Preemptive kernel only means that there is no Big Kernel Lock.
Linux had preemptive multi-tasking (i.e. user code was preemptible) since its first moment (as far I know, the very-very first Linux 0.0.1 uploaded by Linus to the funet ftp server was already preemptive multitask). If you executed, for example, multiple compression or compilation processes, they were executed parallel from the first moment.
Contrary the - at the time - widely used Win31. On Win31, if a task got the CPU from the "kernel", by default it was its responsibility to determine when to give control back to the OS (or to other tasks). If a process had no special support for this feature (which required additional programming work), then while executing it, all other tasks were suspended. Even most basic apps integrated into the Win31 worked so.
Preemptive multitasking means, that the tasks have no way to allocate the CPU as they want. Instead, if their time slot expires, the kernel gets the CPU away from them. Thus, in preemptive operating systems, a badly written or badly functioning process can't freeze the OS, or avoid other processes from running. Linux was always preemptive for user space processes.
The Big Kernel Lock means that in some cases, inside kernel space, still there could be some locks, preventing other processes from running the protected code. For example, you could not mount multiple filesystems concurrently - if you gave multiple mount commands, they were still executed consecutively, because mounting things required to allocate the Big Kernel Lock.

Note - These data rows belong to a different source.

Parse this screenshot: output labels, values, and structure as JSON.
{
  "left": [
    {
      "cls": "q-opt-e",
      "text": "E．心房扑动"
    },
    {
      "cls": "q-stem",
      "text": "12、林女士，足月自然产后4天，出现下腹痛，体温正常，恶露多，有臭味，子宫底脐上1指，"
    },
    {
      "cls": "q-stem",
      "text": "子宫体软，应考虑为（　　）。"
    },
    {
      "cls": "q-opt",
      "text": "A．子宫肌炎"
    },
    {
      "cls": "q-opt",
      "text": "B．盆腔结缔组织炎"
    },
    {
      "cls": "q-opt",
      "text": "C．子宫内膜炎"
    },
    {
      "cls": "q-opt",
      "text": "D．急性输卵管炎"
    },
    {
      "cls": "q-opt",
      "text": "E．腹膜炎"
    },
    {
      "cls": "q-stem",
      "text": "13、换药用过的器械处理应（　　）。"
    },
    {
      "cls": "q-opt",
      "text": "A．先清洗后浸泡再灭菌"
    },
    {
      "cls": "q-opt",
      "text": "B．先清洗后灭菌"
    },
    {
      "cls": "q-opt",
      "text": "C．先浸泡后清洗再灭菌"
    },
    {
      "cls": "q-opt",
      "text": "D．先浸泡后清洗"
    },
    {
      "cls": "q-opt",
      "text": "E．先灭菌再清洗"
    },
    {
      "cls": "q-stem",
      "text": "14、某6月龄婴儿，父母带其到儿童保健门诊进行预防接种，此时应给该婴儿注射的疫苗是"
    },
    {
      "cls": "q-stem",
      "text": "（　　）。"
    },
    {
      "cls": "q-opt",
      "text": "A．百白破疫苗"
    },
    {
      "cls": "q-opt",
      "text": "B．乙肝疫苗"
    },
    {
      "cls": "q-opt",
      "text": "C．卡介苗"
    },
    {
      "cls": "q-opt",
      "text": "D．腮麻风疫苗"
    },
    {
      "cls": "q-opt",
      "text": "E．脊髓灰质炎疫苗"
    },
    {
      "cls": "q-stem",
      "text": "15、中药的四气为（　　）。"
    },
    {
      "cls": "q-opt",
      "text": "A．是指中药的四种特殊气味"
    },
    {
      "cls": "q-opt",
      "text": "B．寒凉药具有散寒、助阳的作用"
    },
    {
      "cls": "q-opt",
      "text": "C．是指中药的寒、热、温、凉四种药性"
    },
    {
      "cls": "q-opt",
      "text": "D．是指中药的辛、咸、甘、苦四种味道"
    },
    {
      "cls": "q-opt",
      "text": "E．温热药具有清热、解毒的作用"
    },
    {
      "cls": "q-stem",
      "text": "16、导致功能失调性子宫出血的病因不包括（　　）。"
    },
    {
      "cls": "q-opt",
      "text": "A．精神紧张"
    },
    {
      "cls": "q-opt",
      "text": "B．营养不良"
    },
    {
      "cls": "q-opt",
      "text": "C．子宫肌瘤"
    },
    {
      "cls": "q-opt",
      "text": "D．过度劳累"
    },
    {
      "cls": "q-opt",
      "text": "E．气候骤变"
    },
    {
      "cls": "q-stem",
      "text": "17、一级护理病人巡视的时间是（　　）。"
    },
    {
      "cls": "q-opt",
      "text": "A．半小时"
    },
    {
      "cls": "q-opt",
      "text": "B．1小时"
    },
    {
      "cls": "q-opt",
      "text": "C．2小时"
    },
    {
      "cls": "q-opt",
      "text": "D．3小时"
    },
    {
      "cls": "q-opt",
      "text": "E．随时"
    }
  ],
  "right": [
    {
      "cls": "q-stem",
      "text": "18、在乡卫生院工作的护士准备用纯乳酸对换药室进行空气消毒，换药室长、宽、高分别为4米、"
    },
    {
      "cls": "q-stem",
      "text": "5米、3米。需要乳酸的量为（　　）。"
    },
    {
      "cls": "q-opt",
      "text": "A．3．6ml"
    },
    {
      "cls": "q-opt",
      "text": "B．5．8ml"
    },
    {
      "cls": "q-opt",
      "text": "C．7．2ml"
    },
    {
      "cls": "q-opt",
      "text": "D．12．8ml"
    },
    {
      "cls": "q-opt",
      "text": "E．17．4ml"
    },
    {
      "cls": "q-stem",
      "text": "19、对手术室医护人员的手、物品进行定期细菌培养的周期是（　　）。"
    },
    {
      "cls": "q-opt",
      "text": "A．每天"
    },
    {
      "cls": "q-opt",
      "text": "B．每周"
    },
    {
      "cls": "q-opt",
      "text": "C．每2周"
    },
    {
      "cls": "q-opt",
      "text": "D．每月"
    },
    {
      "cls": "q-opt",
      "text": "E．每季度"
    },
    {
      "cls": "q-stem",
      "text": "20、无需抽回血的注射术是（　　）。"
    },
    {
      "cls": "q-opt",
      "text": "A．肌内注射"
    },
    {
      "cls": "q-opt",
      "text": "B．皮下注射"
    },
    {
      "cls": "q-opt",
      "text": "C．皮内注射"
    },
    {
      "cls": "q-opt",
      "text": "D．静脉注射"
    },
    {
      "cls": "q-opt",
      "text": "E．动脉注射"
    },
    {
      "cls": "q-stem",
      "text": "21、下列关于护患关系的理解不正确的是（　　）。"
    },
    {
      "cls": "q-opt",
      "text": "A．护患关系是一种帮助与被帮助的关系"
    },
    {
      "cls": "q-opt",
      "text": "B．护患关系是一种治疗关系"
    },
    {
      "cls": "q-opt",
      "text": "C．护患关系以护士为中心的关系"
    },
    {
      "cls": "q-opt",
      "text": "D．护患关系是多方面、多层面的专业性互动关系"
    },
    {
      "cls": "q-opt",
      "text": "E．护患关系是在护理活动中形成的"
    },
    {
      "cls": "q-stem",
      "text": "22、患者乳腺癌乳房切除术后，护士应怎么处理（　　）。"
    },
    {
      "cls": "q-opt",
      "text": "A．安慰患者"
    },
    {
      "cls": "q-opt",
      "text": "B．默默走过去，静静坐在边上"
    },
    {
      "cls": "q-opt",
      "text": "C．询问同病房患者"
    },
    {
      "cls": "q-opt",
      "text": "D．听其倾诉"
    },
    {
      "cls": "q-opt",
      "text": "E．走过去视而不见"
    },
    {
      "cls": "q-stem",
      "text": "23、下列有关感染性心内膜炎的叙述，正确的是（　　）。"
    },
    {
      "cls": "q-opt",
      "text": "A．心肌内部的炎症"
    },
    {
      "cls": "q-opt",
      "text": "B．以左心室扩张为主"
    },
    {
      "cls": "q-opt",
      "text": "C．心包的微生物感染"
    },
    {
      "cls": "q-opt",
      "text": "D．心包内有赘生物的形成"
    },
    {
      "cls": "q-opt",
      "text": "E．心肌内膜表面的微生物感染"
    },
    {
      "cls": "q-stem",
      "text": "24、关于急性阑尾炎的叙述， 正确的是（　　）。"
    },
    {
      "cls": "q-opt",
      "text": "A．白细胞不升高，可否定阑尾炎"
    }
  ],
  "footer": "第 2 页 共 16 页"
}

Making the kernel preemptive had required to eliminate this big kernel lock, i.e. making the mount and any other tasks to be able to run concurrently. It was a big job.
Historically, this was made really urgent by the increasing support of SMP (multi-CPU support). In the first time, there were really multiple-CPU mainboards. Later multiple CPUs ("cores") were integrated into a single chip, today the really multi-CPU mainboards are already rare (they are typically in costly server systems). Also the really single-core systems (where there is only a single cpu, with a single core) are rare.
Thus, the answer to your question isn't that "what was the reason of non-preemptivity", because it was always preemptive. The real question is, what made the preemptive kernel execution really necessary. The answer is for that: the increasing ratio of the many-CPU, many-core systems.